◆ **Exercise instructions**: Where the records below show the word "image" in a line, please copy that line.

──────── Record extracts

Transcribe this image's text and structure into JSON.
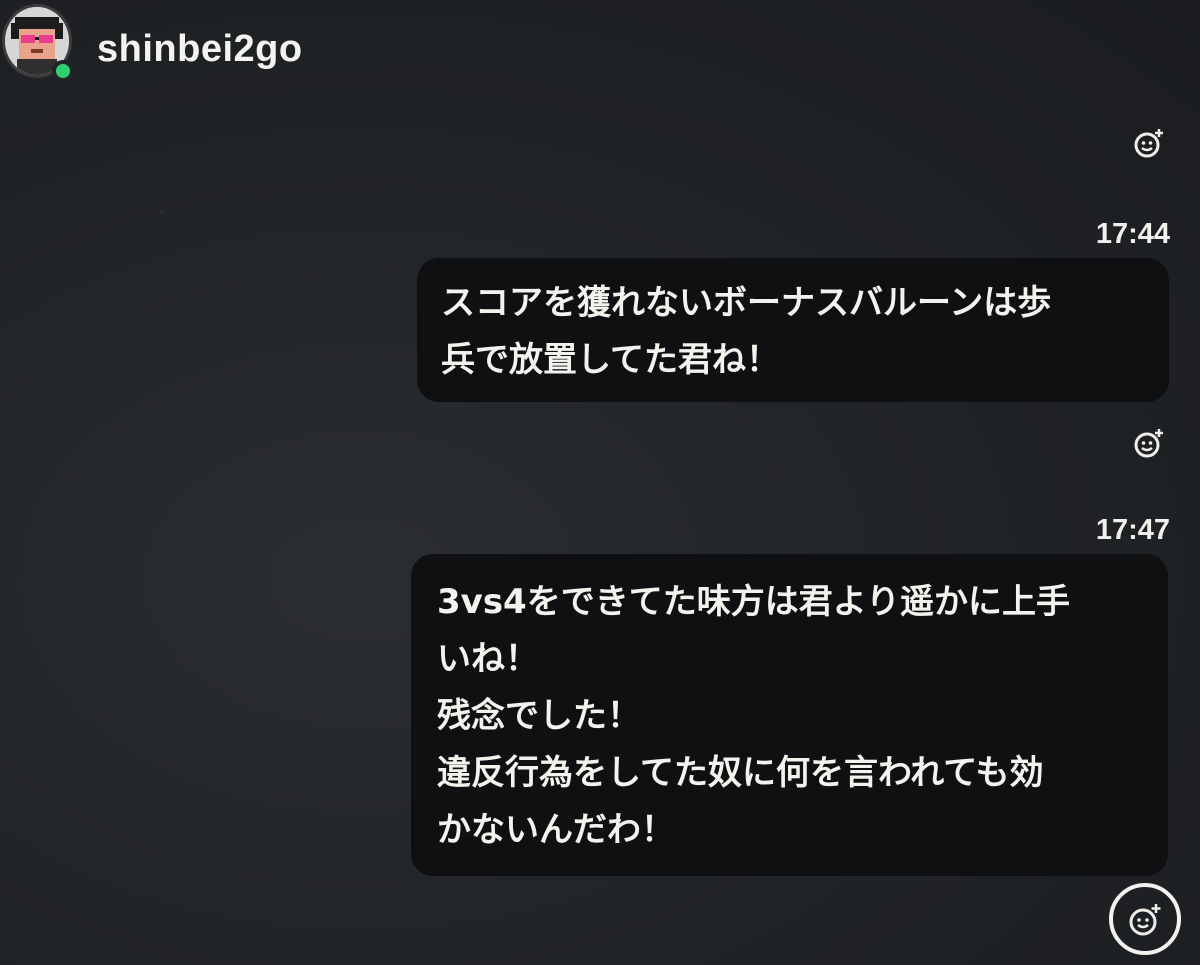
{
  "header": {
    "username": "shinbei2go",
    "avatar": "avatar-image",
    "presence": "online",
    "presence_color": "#2fcf6d"
  },
  "messages": [
    {
      "time": "17:44",
      "lines": [
        "スコアを獲れないボーナスバルーンは歩",
        "兵で放置してた君ね！"
      ]
    },
    {
      "time": "17:47",
      "lines": [
        "3vs4をできてた味方は君より遥かに上手",
        "いね！",
        "残念でした！",
        "違反行為をしてた奴に何を言われても効",
        "かないんだわ！"
      ]
    }
  ],
  "icons": {
    "reaction": "add-reaction-icon"
  },
  "colors": {
    "background": "#222528",
    "bubble": "#0f1011",
    "text": "#f3f3ee"
  }
}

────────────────

◆ **Answer section**:
Transcribe this image's text and structure into JSON.
    "avatar": "avatar-image",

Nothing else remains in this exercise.